**Exercise details**
Examine each line of the data, and copy the ones containing "icon".
[Provided records Boundary: Start]
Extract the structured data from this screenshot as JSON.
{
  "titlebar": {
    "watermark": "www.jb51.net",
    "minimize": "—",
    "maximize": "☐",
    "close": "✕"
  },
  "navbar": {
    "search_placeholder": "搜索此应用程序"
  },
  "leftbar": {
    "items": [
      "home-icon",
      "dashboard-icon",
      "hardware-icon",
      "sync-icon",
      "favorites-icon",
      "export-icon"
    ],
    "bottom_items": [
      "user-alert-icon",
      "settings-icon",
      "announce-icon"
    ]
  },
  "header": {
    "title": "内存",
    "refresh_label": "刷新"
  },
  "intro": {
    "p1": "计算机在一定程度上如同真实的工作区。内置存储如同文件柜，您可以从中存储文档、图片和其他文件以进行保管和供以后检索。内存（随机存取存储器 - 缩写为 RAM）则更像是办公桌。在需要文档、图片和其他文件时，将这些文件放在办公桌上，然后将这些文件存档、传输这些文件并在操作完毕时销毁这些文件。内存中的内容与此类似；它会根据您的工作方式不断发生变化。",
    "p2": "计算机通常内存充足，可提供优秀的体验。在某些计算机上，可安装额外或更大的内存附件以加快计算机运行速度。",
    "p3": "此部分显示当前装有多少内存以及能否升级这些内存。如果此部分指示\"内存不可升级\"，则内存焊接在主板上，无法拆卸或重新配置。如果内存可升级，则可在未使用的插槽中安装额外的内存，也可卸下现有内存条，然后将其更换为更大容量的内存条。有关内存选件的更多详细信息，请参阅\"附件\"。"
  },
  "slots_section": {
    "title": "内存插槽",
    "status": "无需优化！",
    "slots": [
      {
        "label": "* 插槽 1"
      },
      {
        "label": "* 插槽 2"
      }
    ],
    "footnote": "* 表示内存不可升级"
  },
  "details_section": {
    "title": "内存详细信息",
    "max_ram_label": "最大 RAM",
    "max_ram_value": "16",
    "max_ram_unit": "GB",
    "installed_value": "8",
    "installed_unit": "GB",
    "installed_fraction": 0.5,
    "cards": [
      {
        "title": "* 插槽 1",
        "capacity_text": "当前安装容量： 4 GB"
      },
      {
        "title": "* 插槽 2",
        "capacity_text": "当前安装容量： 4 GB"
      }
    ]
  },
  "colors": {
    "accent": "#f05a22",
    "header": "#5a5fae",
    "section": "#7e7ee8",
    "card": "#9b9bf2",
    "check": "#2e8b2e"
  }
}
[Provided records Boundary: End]
**Answer box**
      "home-icon",
      "dashboard-icon",
      "hardware-icon",
      "sync-icon",
      "favorites-icon",
      "export-icon"
      "user-alert-icon",
      "settings-icon",
      "announce-icon"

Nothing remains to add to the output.